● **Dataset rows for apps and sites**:

·····

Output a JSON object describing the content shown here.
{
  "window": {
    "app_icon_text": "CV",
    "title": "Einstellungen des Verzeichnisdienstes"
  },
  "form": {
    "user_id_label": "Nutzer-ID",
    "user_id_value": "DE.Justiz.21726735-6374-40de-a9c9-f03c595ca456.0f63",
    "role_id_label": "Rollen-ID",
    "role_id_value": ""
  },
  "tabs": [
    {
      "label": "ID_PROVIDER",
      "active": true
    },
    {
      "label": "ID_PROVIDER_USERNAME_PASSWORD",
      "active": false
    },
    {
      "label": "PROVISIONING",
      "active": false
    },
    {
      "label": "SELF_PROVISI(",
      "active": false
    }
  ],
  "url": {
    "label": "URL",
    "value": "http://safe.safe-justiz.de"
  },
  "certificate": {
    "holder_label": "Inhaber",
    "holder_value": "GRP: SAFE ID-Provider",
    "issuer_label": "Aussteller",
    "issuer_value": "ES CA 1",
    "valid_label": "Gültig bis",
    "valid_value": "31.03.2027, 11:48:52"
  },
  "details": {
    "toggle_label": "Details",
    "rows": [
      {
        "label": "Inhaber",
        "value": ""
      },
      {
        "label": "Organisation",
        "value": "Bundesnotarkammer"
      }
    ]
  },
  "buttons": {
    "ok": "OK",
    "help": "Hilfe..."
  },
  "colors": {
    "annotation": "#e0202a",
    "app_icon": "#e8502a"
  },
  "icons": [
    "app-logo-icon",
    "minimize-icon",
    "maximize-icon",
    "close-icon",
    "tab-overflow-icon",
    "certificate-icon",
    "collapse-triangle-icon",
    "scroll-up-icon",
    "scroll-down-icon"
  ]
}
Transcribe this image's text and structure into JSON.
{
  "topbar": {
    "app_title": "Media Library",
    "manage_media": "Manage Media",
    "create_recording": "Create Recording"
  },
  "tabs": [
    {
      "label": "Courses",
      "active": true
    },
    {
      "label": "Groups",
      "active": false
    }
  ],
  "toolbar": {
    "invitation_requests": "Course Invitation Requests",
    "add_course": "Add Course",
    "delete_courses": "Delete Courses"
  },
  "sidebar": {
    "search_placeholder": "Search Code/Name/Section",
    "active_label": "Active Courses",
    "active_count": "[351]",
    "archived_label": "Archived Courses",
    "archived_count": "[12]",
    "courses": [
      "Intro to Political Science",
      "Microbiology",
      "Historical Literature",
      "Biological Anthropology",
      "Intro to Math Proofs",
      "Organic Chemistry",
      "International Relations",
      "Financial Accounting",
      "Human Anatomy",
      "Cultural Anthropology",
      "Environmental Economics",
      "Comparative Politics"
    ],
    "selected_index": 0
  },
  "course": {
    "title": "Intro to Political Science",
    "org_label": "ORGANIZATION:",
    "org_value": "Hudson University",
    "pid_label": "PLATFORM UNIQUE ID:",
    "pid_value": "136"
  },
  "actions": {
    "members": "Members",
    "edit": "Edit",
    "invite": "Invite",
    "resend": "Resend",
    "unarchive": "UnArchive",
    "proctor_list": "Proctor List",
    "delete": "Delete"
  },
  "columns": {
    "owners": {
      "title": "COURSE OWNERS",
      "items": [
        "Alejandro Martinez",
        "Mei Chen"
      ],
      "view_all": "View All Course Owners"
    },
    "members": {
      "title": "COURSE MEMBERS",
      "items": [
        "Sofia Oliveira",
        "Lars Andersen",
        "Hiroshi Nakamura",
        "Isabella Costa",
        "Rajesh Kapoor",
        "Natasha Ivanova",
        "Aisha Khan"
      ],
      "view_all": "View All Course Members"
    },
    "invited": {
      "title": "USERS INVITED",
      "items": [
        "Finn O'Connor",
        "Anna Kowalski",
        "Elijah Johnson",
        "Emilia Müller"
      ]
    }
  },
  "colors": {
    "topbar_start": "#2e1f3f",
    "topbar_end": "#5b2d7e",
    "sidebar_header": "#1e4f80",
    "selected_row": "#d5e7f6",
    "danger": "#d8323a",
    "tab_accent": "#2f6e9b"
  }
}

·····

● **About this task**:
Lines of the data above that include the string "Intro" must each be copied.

● **Response for this exercise**:
      "Intro to Political Science",
      "Intro to Math Proofs",
    "title": "Intro to Political Science",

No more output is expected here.